◆ **Assignment**
In the entries below, every line with the string "icon" is to be reported.

***** Data listing

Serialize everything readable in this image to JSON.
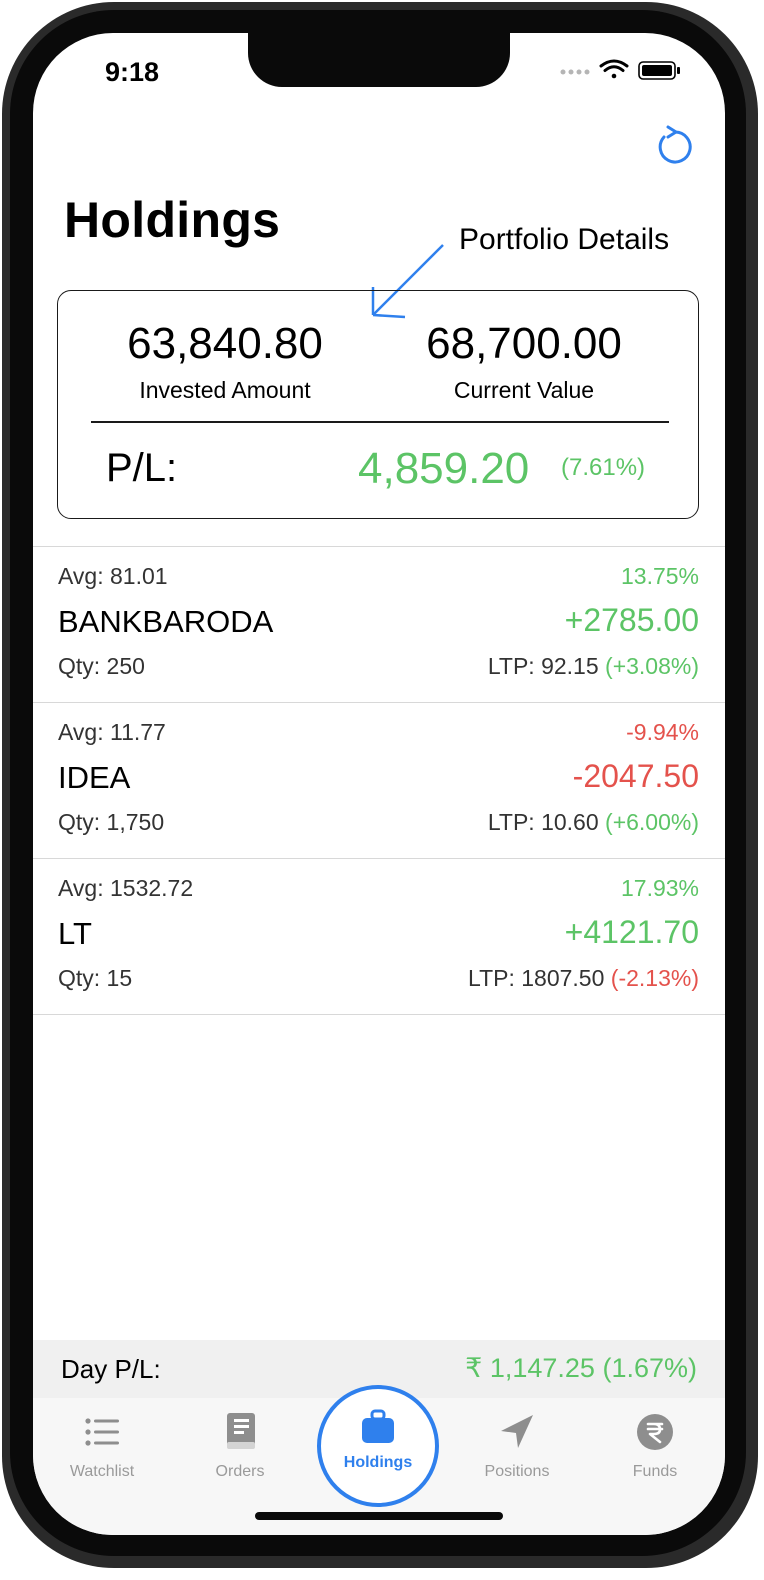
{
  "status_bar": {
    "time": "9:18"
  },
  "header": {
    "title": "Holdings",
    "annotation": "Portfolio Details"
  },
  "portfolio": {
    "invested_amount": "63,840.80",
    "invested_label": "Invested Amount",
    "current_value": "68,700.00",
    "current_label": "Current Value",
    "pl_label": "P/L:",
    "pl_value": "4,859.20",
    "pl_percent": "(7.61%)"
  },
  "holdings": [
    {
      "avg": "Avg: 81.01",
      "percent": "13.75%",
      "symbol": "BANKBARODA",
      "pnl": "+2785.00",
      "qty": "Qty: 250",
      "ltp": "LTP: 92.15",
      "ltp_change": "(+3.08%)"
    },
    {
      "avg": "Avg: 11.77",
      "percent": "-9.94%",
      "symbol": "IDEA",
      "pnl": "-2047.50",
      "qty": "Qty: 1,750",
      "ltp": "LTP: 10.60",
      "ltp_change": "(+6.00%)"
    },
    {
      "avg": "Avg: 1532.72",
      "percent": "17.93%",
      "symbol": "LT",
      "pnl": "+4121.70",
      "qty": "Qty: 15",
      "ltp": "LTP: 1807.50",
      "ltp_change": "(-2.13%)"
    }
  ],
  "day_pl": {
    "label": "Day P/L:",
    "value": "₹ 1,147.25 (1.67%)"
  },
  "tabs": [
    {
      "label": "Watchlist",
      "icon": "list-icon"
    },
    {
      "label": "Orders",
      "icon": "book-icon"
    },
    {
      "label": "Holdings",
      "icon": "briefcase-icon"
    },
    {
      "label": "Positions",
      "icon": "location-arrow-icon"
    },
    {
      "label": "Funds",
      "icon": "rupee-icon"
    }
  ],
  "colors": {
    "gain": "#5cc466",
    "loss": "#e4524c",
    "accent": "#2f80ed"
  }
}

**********
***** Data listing

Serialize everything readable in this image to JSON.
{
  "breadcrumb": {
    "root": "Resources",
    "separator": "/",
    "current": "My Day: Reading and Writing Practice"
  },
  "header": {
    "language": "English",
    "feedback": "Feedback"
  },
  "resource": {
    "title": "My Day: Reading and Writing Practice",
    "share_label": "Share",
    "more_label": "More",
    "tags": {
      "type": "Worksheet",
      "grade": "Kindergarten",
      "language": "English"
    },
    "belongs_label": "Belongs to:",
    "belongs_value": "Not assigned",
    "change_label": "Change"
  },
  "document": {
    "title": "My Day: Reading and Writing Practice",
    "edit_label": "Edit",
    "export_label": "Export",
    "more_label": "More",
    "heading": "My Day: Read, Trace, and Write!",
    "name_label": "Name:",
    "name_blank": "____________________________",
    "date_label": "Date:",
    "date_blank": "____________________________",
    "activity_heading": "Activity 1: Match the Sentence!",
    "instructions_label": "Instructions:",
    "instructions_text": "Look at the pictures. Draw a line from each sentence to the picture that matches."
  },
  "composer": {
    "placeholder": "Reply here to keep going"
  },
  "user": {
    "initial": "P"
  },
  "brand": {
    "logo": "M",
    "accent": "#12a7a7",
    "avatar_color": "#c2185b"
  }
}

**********

◆ **Exercise solution**
      "icon": "list-icon"
      "icon": "book-icon"
      "icon": "briefcase-icon"
      "icon": "location-arrow-icon"
      "icon": "rupee-icon"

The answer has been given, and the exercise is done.